5. Build hospitals with internationally recognized facilities to earn $200 million. The construction of two such hospitals with internationally recognized facilities, such as Mount Elizabeth Hospital in Singapore, at government expense and operated by an internationally recognized hospital, will prevent people from traveling to foreign countries to obtain medical care. Thanks to this initiative, the country can save 100 million US dollars. Moreover, through promoting the brand of these hospitals with high quality medical and nursing services in the countries of the region, we will be able to attract foreigners to receive medical treatment in Sri Lanka. This would earn our country US$100 million. Therefore, Sri Lanka can earn a total revenue of US$200 million from this project.

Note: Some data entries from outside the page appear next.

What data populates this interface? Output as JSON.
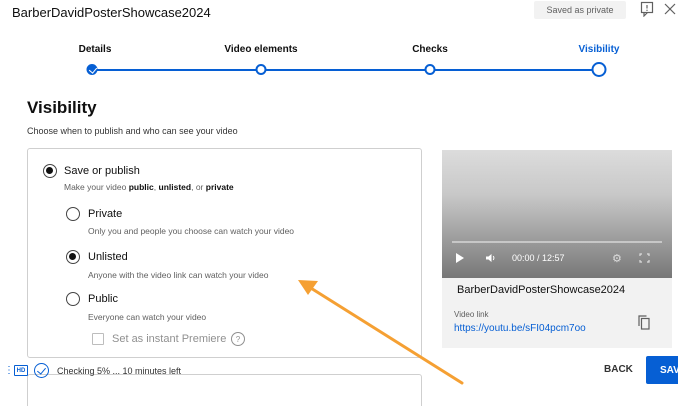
{
  "header": {
    "title": "BarberDavidPosterShowcase2024",
    "saved_badge": "Saved as private",
    "feedback_icon": "feedback-icon",
    "close_icon": "close-icon"
  },
  "stepper": {
    "steps": [
      {
        "label": "Details",
        "state": "done"
      },
      {
        "label": "Video elements",
        "state": "upcoming"
      },
      {
        "label": "Checks",
        "state": "upcoming"
      },
      {
        "label": "Visibility",
        "state": "current"
      }
    ]
  },
  "visibility": {
    "heading": "Visibility",
    "subheading": "Choose when to publish and who can see your video",
    "save_or_publish": {
      "label": "Save or publish",
      "desc_prefix": "Make your video ",
      "desc_public": "public",
      "desc_sep1": ", ",
      "desc_unlisted": "unlisted",
      "desc_sep2": ", or ",
      "desc_private": "private",
      "selected": true
    },
    "options": [
      {
        "label": "Private",
        "desc": "Only you and people you choose can watch your video",
        "selected": false
      },
      {
        "label": "Unlisted",
        "desc": "Anyone with the video link can watch your video",
        "selected": true
      },
      {
        "label": "Public",
        "desc": "Everyone can watch your video",
        "selected": false
      }
    ],
    "premiere": {
      "label": "Set as instant Premiere",
      "checked": false,
      "help": "?"
    }
  },
  "preview": {
    "time": "00:00 / 12:57",
    "video_name": "BarberDavidPosterShowcase2024",
    "link_label": "Video link",
    "link": "https://youtu.be/sFI04pcm7oo"
  },
  "footer": {
    "hd_label": "HD",
    "status": "Checking 5% ... 10 minutes left",
    "back_label": "BACK",
    "save_label": "SAVE"
  },
  "colors": {
    "accent": "#065fd4",
    "annotation_arrow": "#f5a033"
  }
}
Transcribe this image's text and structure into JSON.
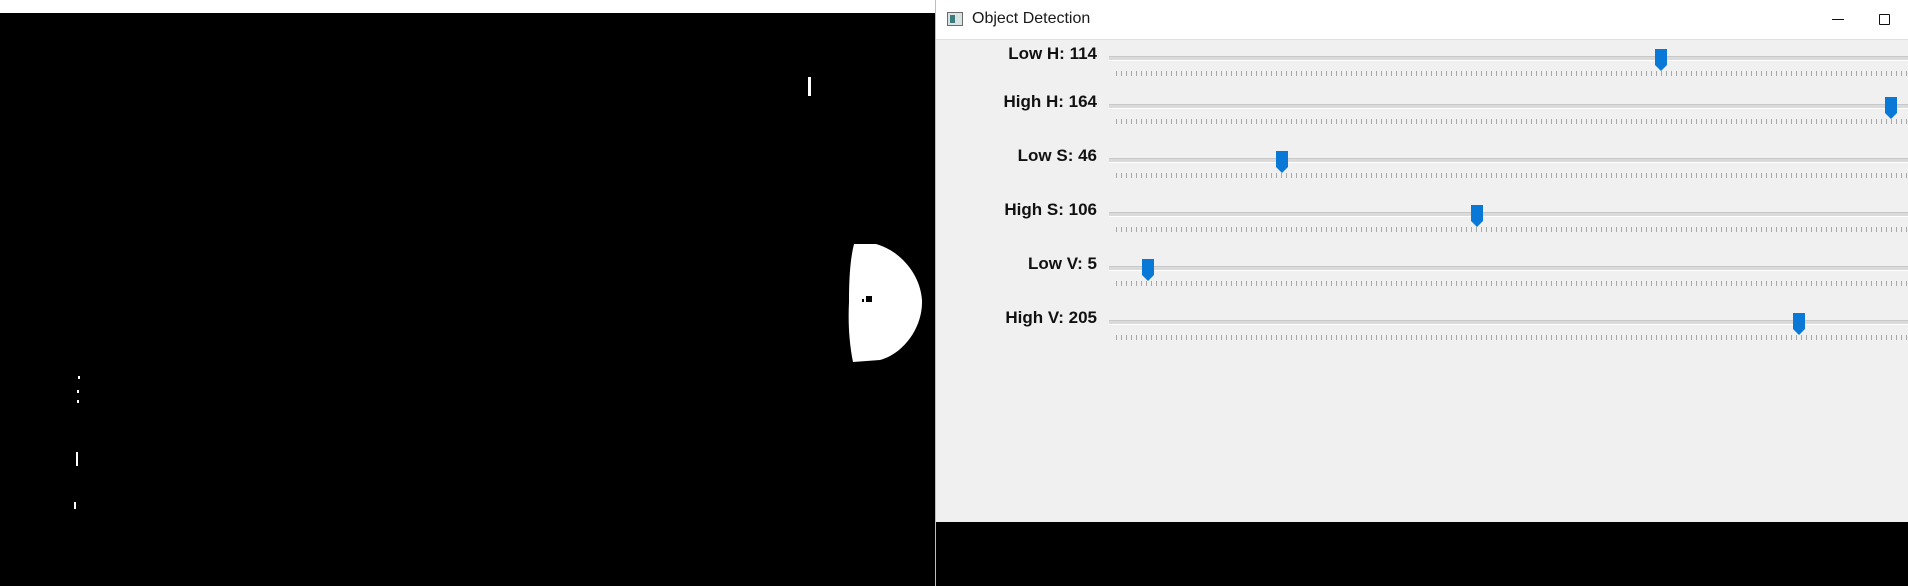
{
  "mask_view": {
    "background": "#000000",
    "foreground": "#ffffff"
  },
  "window": {
    "title": "Object Detection",
    "icon": "opencv-window-icon",
    "controls": [
      "minimize-icon",
      "maximize-icon"
    ]
  },
  "trackbars": [
    {
      "label": "Low H: 114",
      "value": 114,
      "max": 179
    },
    {
      "label": "High H: 164",
      "value": 164,
      "max": 179
    },
    {
      "label": "Low S: 46",
      "value": 46,
      "max": 255
    },
    {
      "label": "High S: 106",
      "value": 106,
      "max": 255
    },
    {
      "label": "Low V: 5",
      "value": 5,
      "max": 255
    },
    {
      "label": "High V: 205",
      "value": 205,
      "max": 255
    }
  ],
  "colors": {
    "thumb": "#0a78d7",
    "panel": "#f0f0f0"
  }
}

6. Improve the fishing industry to earn US$1 billion. Currently, the annual fish harvest in India is 2,000 kg per square kilometer of ocean. The annual fish harvest in Sri Lanka is 900 kg per square kilometer. Introduce a new multi-purpose licensing system in addition to the existing licensing system for large owners of multi-day vessels engaged in deep-sea fishing.

With this license, they can double the number of multi-day vessels they have, but only one vessel can be anchored in the fishing port at a time. With this, they can use the additional vessel for deep-sea fishing. Also, a program is expected to be started to equip smaller fishing vessels with GPS-enabled Gemini Fish Finder equipment with four satellites to enable anglers to locate schools of fish in the sea; this will help them effectively double their fish harvest. This will result in an additional harvest of 500 million kilograms of fish, which could generate $1 billion in revenue.

7. Make Sri Lanka the country with the best business investment environment in Asia to earn US$3 billion. By increasing tax holidays and other benefits available to BOI investors and improving Sri Lanka’s ranking in the Ease of Doing Business Index, Sri Lanka can earn US$1 billion from new investment projects .

Within five years, thanks to these new investment projects, 2 billion US dollars in export revenues will be generated. Therefore, Sri Lanka can generate revenue of US$3 billion from these new investment projects.